  • Integrated Joint Board (IJB) members were more reluctant to make a complaint and nearly a third (33 per cent) said their board did not have a  culture of collective responsibility

While there are numerically more members of devolved public bodies than councillors covered by the Codes, the ratio of cases the Standards Commission has dealt with concerning breaches of the Codes by local authority councillors compared to members of public bodies, is 15:1.

None of the 11 public Hearings held by the Standards Commission during the year concerned a public body member.

To establish the reason for the low numbers of complaints from members of devolved public bodies, the Commission surveyed Chairs and Members to discover whether the lack of complaints was the result of a high level of adherence to the Codes of Conduct or whether instances of poor conduct were simply going unreported.

Speaking about the survey findings, Kevin Dunion, Convenor of the Standards Commission said, “We would expect that devolved public bodies which operate in a less adversarial political context than local authorities would generate far fewer complaints regarding conduct of members.

Nevertheless it is important to check whether the lack of complaints is due to exemplary conduct or whether members feel inhibited about complaining, where possible breaches occur.”

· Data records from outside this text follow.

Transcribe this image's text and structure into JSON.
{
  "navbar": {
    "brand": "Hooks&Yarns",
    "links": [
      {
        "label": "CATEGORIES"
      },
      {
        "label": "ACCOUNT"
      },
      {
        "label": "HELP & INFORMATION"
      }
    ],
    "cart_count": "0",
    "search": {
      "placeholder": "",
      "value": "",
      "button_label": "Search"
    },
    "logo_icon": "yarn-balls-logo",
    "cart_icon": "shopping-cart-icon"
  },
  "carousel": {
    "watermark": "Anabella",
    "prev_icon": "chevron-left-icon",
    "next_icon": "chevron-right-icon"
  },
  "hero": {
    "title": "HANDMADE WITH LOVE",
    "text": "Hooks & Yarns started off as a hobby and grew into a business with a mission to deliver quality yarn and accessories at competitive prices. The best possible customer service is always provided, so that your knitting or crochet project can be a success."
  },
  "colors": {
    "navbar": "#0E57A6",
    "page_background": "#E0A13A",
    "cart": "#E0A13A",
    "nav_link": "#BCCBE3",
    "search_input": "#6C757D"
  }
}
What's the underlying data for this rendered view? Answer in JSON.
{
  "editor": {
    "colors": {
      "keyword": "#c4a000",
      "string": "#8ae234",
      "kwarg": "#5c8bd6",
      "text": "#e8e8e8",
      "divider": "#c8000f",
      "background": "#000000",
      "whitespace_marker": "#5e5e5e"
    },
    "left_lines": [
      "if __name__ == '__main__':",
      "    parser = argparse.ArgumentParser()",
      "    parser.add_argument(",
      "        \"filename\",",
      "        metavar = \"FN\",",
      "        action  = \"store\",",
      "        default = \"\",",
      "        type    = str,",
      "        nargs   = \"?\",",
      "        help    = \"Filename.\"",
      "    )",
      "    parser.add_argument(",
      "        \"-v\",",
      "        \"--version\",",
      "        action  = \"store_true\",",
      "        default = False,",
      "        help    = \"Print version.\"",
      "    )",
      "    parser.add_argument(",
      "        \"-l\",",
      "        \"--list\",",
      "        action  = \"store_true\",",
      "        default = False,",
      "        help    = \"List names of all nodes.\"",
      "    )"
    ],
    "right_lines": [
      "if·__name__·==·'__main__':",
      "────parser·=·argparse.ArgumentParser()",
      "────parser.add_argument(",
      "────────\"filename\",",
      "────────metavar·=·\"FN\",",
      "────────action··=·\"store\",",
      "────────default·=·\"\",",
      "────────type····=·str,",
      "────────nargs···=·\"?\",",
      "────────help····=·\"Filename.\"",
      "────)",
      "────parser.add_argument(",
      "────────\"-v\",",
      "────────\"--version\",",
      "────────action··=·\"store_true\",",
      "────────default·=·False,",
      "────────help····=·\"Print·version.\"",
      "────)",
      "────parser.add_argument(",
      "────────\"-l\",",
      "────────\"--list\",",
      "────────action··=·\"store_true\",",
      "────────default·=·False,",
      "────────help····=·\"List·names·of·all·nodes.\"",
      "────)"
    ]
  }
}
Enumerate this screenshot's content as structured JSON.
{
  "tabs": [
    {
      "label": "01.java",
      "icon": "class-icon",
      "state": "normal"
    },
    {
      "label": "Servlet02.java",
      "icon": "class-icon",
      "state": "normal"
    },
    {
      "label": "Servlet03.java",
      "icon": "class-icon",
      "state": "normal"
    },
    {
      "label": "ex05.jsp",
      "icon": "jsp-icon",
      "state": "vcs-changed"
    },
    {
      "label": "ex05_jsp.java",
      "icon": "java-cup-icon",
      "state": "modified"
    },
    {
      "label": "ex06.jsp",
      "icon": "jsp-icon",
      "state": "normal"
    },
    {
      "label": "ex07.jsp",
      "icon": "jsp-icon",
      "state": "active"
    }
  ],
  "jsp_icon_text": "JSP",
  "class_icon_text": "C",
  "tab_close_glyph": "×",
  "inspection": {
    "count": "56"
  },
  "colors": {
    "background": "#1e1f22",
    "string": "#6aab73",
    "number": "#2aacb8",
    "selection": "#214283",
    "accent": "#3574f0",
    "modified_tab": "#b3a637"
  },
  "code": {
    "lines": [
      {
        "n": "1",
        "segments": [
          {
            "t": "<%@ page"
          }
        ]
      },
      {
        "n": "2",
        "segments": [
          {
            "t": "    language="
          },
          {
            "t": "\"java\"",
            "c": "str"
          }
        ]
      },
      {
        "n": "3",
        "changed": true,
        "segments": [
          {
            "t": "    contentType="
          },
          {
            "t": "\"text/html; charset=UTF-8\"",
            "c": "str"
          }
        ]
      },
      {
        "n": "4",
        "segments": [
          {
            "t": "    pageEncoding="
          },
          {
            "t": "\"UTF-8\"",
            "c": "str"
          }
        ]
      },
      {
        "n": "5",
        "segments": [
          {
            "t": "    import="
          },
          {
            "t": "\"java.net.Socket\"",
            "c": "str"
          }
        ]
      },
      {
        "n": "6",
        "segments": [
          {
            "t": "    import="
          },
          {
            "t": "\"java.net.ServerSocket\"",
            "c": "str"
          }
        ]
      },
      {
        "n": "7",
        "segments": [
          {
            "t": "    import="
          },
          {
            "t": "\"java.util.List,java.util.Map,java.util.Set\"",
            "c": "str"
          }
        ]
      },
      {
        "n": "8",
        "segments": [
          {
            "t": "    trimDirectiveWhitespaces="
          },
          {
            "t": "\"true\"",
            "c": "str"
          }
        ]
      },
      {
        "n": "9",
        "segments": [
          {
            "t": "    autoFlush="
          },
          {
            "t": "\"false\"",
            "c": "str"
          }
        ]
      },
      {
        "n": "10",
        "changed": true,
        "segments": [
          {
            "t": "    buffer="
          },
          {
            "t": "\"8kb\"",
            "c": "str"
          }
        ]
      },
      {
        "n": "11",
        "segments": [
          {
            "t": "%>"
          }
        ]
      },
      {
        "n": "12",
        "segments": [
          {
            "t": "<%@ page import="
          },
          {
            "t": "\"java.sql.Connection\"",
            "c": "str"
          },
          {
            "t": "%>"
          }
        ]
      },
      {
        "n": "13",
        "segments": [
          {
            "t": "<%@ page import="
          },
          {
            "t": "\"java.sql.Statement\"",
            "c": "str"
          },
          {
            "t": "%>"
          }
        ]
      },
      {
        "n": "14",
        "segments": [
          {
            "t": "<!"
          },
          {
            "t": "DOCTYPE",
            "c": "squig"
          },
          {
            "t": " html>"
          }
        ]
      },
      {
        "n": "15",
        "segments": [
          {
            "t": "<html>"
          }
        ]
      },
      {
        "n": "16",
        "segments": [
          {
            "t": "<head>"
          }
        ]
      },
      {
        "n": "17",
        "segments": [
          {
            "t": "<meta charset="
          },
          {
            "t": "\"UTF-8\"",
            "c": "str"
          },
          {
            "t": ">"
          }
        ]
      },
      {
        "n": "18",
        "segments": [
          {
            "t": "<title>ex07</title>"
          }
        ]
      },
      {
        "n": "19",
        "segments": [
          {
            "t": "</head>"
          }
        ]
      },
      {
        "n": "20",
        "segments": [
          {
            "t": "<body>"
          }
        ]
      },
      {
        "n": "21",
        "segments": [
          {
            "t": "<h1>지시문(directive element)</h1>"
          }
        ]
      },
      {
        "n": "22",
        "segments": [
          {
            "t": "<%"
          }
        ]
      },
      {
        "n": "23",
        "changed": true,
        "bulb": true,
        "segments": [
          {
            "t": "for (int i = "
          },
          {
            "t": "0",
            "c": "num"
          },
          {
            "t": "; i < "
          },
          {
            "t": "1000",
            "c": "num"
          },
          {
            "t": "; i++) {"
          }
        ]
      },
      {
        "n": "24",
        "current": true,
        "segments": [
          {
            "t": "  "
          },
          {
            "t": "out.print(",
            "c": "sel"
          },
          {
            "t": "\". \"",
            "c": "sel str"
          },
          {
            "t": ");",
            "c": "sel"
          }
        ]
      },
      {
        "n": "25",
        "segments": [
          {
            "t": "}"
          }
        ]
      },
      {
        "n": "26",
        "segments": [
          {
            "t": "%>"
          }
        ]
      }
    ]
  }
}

“It is good news that the majority say they are not aware of failings which could give rise to a complaint.

“However it is a matter of concern that a minority of members report having experienced or witnessed conduct that could be described as bullying, harassment or being dismissive.

“In such instances they should feel able to make a complaint if the matter is not addressed at source.

“But the survey shows that overall almost half of the respondents would be reluctant to submit a formal complaint.

“Their reasons range from impact upon relationships, concern that nothing would be done or the difficulty of challenging the Chair.

“In any case, about a quarter of members are not clear about how to make a complaint about a breach of the code.”

“I am particularly concerned about the responses coming from health boards and IJBs – which show the highest incidence of disrespectful behaviour, the lowest level of collective responsibility and the least satisfaction with training on the code of conduct, amongst devolved public bodies.”

“I will be drawing the results to the attention of Ministers and Board Chairs whilst, as a Commission, we will prepare specific training events and guidance to ensure members are better equipped to challenge and, if necessary, complain about poor conduct.”

The Standards Commission will now share the survey results with the Scottish Government to help inform their induction and ongoing training programme for board members and Chairs of devolved public bodies.

The Standards Commission will also highlight the concerns raised about disrespectful behaviour in discussions with the Scottish Government about whether a bullying and harassment provision should now be included in the Model Code of Conduct, to reflect a similar one recently included in the Councillors’ Code.

It is anticipated that later this year, both local authority and public body Codes of Conduct will be reviewed by the Standards Commission and Scottish Government, to ensure the Codes are fit for purpose.